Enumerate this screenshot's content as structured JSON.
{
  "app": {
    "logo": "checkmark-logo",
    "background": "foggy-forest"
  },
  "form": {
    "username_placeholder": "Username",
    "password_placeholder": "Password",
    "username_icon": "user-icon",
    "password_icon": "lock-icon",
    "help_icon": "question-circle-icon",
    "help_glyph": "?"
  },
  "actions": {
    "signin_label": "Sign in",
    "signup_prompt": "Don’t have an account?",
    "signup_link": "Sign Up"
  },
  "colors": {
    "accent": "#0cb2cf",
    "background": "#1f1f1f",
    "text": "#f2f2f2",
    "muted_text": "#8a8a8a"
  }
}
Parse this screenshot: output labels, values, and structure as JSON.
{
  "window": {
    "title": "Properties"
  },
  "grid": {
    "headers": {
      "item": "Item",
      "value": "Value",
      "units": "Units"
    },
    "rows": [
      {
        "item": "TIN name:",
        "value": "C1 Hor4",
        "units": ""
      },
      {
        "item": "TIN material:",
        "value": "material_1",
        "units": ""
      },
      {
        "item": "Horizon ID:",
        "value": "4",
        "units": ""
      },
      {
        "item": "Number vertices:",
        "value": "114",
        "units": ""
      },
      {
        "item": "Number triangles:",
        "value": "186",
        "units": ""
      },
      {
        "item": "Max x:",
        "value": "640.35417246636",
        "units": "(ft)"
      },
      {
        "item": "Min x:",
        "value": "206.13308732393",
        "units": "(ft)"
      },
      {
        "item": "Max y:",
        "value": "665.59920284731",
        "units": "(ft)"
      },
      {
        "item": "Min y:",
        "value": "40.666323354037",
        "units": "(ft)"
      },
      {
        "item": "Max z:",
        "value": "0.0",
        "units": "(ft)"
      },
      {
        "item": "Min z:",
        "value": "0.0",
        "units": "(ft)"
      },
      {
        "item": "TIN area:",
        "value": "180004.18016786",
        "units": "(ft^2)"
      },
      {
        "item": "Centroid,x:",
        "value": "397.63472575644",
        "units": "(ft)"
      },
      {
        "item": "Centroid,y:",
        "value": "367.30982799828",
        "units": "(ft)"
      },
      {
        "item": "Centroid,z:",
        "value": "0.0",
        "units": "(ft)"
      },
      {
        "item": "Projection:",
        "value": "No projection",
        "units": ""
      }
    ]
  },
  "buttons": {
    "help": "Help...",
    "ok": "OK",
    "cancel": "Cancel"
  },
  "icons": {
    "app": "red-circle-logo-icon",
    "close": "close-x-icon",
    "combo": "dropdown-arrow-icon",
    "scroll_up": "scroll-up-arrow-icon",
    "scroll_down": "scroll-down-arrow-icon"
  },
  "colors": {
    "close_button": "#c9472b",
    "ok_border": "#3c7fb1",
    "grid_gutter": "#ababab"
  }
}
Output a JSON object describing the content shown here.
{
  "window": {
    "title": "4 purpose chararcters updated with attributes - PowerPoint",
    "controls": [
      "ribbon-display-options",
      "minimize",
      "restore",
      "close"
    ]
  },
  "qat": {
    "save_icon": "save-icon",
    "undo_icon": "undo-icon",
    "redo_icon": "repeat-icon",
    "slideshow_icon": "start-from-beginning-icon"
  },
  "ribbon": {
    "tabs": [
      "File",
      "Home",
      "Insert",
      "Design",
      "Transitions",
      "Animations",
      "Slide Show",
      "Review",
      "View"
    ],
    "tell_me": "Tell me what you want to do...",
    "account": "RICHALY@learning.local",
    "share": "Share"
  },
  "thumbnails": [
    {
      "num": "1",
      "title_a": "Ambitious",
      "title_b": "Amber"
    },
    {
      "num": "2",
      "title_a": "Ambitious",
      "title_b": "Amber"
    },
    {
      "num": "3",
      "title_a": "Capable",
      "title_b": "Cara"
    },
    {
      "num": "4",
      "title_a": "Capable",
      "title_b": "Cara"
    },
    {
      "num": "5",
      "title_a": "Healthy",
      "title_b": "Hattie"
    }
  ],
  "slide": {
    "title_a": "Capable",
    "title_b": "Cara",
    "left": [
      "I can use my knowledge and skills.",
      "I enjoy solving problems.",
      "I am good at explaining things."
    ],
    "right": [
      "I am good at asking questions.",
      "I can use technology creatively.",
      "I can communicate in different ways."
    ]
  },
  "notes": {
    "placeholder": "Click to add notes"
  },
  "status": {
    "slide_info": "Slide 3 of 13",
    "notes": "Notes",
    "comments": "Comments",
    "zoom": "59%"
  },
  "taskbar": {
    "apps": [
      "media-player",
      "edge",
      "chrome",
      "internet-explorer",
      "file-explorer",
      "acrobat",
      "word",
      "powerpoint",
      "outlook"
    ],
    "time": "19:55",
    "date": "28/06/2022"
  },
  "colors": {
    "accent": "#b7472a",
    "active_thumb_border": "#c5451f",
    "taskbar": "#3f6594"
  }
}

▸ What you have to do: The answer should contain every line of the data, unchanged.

▸ Task answer:
Enumerate this screenshot's content as structured JSON.
{
  "app": {
    "logo": "checkmark-logo",
    "background": "foggy-forest"
  },
  "form": {
    "username_placeholder": "Username",
    "password_placeholder": "Password",
    "username_icon": "user-icon",
    "password_icon": "lock-icon",
    "help_icon": "question-circle-icon",
    "help_glyph": "?"
  },
  "actions": {
    "signin_label": "Sign in",
    "signup_prompt": "Don’t have an account?",
    "signup_link": "Sign Up"
  },
  "colors": {
    "accent": "#0cb2cf",
    "background": "#1f1f1f",
    "text": "#f2f2f2",
    "muted_text": "#8a8a8a"
  }
}
Parse this screenshot: output labels, values, and structure as JSON.
{
  "window": {
    "title": "Properties"
  },
  "grid": {
    "headers": {
      "item": "Item",
      "value": "Value",
      "units": "Units"
    },
    "rows": [
      {
        "item": "TIN name:",
        "value": "C1 Hor4",
        "units": ""
      },
      {
        "item": "TIN material:",
        "value": "material_1",
        "units": ""
      },
      {
        "item": "Horizon ID:",
        "value": "4",
        "units": ""
      },
      {
        "item": "Number vertices:",
        "value": "114",
        "units": ""
      },
      {
        "item": "Number triangles:",
        "value": "186",
        "units": ""
      },
      {
        "item": "Max x:",
        "value": "640.35417246636",
        "units": "(ft)"
      },
      {
        "item": "Min x:",
        "value": "206.13308732393",
        "units": "(ft)"
      },
      {
        "item": "Max y:",
        "value": "665.59920284731",
        "units": "(ft)"
      },
      {
        "item": "Min y:",
        "value": "40.666323354037",
        "units": "(ft)"
      },
      {
        "item": "Max z:",
        "value": "0.0",
        "units": "(ft)"
      },
      {
        "item": "Min z:",
        "value": "0.0",
        "units": "(ft)"
      },
      {
        "item": "TIN area:",
        "value": "180004.18016786",
        "units": "(ft^2)"
      },
      {
        "item": "Centroid,x:",
        "value": "397.63472575644",
        "units": "(ft)"
      },
      {
        "item": "Centroid,y:",
        "value": "367.30982799828",
        "units": "(ft)"
      },
      {
        "item": "Centroid,z:",
        "value": "0.0",
        "units": "(ft)"
      },
      {
        "item": "Projection:",
        "value": "No projection",
        "units": ""
      }
    ]
  },
  "buttons": {
    "help": "Help...",
    "ok": "OK",
    "cancel": "Cancel"
  },
  "icons": {
    "app": "red-circle-logo-icon",
    "close": "close-x-icon",
    "combo": "dropdown-arrow-icon",
    "scroll_up": "scroll-up-arrow-icon",
    "scroll_down": "scroll-down-arrow-icon"
  },
  "colors": {
    "close_button": "#c9472b",
    "ok_border": "#3c7fb1",
    "grid_gutter": "#ababab"
  }
}
Output a JSON object describing the content shown here.
{
  "window": {
    "title": "4 purpose chararcters updated with attributes - PowerPoint",
    "controls": [
      "ribbon-display-options",
      "minimize",
      "restore",
      "close"
    ]
  },
  "qat": {
    "save_icon": "save-icon",
    "undo_icon": "undo-icon",
    "redo_icon": "repeat-icon",
    "slideshow_icon": "start-from-beginning-icon"
  },
  "ribbon": {
    "tabs": [
      "File",
      "Home",
      "Insert",
      "Design",
      "Transitions",
      "Animations",
      "Slide Show",
      "Review",
      "View"
    ],
    "tell_me": "Tell me what you want to do...",
    "account": "RICHALY@learning.local",
    "share": "Share"
  },
  "thumbnails": [
    {
      "num": "1",
      "title_a": "Ambitious",
      "title_b": "Amber"
    },
    {
      "num": "2",
      "title_a": "Ambitious",
      "title_b": "Amber"
    },
    {
      "num": "3",
      "title_a": "Capable",
      "title_b": "Cara"
    },
    {
      "num": "4",
      "title_a": "Capable",
      "title_b": "Cara"
    },
    {
      "num": "5",
      "title_a": "Healthy",
      "title_b": "Hattie"
    }
  ],
  "slide": {
    "title_a": "Capable",
    "title_b": "Cara",
    "left": [
      "I can use my knowledge and skills.",
      "I enjoy solving problems.",
      "I am good at explaining things."
    ],
    "right": [
      "I am good at asking questions.",
      "I can use technology creatively.",
      "I can communicate in different ways."
    ]
  },
  "notes": {
    "placeholder": "Click to add notes"
  },
  "status": {
    "slide_info": "Slide 3 of 13",
    "notes": "Notes",
    "comments": "Comments",
    "zoom": "59%"
  },
  "taskbar": {
    "apps": [
      "media-player",
      "edge",
      "chrome",
      "internet-explorer",
      "file-explorer",
      "acrobat",
      "word",
      "powerpoint",
      "outlook"
    ],
    "time": "19:55",
    "date": "28/06/2022"
  },
  "colors": {
    "accent": "#b7472a",
    "active_thumb_border": "#c5451f",
    "taskbar": "#3f6594"
  }
}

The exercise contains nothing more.